Pandemic impact has hit middle class differently across the globe
There might be some assumptions about what the impact of the ongoing pandemic has been on the global middle class and there might also be the underlying realities that explain what’s going on.
COVID changed everything in supply and production chains and really pointed out the precarious nature of those systems, says Carlo Dade, director of the Trade and Investment Centre at Canada West Foundation (CWF).
“With the global middle-class, in the 2008-09 global financial crisis, one of the things that really surprised us and other observers was that the global middle class didn’t seem to take a hit,” says Dade. In terms of showing resilience before, analysts wondered if the global middle class would be an exception again during the pandemic.
There are several measures of how a person would be defined as a member of the global middle class — the World Bank has their own statistical calculation, as does the United Nations — and the size of the middle class would fluctuate because of the pandemic.
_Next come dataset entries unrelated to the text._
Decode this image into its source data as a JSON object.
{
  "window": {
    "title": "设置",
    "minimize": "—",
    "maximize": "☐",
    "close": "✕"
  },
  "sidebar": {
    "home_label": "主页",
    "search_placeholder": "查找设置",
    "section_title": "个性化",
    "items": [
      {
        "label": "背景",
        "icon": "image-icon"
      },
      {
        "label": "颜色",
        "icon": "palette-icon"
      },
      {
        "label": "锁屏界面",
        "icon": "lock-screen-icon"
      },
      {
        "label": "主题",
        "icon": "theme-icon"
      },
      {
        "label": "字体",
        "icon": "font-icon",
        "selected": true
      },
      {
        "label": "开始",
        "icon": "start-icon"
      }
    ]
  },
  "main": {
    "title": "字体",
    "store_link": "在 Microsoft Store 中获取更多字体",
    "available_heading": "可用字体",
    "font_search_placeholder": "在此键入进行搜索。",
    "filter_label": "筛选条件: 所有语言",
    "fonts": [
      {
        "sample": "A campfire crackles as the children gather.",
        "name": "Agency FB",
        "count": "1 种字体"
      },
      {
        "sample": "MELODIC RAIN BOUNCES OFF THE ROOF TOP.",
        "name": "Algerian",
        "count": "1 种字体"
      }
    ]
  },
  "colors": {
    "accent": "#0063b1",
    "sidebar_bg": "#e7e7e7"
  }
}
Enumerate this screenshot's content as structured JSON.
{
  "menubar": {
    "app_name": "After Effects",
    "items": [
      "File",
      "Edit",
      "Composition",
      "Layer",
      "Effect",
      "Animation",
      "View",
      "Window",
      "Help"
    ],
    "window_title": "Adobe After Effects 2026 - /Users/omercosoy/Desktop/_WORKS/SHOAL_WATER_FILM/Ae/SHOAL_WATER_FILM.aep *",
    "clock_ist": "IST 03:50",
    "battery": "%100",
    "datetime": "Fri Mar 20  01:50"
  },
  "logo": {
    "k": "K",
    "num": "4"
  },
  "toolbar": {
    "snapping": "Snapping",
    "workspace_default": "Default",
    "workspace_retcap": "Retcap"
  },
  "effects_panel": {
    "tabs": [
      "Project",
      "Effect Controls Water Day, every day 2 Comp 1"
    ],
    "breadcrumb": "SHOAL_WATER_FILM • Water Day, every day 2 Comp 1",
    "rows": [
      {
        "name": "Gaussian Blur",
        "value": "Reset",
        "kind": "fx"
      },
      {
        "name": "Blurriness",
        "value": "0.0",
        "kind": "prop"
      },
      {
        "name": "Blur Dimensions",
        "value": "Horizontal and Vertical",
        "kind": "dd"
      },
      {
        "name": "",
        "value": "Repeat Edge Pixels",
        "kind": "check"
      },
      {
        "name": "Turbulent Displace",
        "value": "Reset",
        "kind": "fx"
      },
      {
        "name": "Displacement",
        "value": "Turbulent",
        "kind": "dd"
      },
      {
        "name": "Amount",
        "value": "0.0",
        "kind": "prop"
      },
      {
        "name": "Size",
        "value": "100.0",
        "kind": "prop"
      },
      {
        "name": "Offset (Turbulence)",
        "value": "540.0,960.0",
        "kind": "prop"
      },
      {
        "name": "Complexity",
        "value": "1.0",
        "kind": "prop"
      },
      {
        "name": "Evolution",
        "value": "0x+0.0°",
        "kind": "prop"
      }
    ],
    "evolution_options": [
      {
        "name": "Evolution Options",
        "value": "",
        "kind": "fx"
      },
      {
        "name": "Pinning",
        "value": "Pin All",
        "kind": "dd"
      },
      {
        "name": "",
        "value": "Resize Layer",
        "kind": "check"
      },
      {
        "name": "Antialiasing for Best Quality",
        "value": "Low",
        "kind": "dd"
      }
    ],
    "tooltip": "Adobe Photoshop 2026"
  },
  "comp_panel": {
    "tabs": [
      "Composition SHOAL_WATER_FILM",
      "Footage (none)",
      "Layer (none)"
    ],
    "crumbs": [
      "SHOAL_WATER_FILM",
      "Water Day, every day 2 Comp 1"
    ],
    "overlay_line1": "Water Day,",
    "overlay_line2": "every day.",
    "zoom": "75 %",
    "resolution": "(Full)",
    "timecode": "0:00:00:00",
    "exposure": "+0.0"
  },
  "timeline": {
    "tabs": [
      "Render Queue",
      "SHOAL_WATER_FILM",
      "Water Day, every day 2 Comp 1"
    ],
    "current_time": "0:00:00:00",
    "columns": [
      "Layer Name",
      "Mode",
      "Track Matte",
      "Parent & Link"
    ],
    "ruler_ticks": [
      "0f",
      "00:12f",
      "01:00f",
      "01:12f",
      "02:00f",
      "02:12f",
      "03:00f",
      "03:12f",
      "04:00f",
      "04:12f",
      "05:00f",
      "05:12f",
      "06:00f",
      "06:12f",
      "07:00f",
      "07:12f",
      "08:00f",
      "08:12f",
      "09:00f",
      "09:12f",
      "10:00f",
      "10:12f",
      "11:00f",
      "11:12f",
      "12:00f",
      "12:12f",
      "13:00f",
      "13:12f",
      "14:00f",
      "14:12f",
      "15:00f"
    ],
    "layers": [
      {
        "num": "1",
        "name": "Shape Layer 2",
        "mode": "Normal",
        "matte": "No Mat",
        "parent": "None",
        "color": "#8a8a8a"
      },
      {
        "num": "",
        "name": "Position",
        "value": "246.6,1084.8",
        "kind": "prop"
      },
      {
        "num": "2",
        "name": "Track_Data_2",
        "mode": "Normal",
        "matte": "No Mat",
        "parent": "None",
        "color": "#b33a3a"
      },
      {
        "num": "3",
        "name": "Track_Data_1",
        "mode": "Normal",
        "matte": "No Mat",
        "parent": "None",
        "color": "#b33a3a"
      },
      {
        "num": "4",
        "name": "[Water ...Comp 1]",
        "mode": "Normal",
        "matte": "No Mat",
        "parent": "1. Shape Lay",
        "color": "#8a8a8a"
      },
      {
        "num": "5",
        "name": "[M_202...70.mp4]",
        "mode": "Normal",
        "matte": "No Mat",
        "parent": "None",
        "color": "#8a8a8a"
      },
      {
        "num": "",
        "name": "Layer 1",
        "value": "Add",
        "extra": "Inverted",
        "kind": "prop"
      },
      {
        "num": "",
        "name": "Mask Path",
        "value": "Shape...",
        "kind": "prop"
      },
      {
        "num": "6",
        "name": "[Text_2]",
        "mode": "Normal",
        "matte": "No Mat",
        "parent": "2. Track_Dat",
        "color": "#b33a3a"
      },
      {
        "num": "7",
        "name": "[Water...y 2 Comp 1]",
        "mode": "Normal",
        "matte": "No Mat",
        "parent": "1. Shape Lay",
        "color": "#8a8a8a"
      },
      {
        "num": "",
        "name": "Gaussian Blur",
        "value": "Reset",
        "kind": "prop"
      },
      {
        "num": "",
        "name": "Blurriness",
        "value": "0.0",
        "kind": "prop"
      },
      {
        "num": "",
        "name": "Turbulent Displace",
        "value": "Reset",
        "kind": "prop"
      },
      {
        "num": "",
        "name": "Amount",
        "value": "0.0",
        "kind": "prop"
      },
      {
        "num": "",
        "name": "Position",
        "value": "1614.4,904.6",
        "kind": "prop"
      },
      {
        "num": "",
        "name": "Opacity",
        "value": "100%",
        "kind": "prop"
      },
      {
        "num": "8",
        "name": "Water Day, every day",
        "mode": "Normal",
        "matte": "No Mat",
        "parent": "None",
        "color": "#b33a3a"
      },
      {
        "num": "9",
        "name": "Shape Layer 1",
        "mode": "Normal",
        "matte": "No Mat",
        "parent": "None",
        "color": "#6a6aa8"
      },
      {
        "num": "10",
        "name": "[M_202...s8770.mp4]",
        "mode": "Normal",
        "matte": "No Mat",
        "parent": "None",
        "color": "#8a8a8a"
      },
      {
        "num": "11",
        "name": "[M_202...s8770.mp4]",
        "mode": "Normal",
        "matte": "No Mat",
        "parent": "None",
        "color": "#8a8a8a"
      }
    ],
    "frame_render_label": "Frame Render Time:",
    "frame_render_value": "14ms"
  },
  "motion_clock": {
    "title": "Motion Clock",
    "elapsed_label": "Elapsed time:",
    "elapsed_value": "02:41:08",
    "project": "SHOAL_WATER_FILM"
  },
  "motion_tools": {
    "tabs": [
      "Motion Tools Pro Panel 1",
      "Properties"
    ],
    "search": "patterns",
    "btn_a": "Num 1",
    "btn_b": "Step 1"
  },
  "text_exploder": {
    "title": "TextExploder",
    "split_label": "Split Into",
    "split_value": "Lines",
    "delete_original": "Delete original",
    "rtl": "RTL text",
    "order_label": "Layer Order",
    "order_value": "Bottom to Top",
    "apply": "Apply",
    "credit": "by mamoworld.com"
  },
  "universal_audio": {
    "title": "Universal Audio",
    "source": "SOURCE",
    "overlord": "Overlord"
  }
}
Essentially it’s the number of people who have seen a significant enough increase in income to move out of poverty, and also to be psychologically comfortable of secure enough with their income that they begin to change consumption habits, explains Dade.
That includes purchasing better quality food and imported foods.
Of course not everyone has had the same experience throughout the pandemic, mostly for worse but there has been an exception.
“China was the only country that saw positive economic performance all throughout the pandemic, and that has really affected the way the global middle class has come out of this pandemic,” says Taylor Blaisdell, policy analyst at CWF.
Blaisdell reports that the size of the middle class in China decreased by 1.98 per cent, compared to India’s middle class decreasing by 33 per cent — a staggering figure.
“China’s at a very different starting point coming out of the pandemic than other countries,” says Blaisdell, granted the country entered the pandemic in a completely different state than other parts of the world.
Listen to the full conversation with Dade, Blaisdell, and RealAg Radio host Shaun Haney, for how other countries’ global middle classes fared and how other countries might rebuild their economies: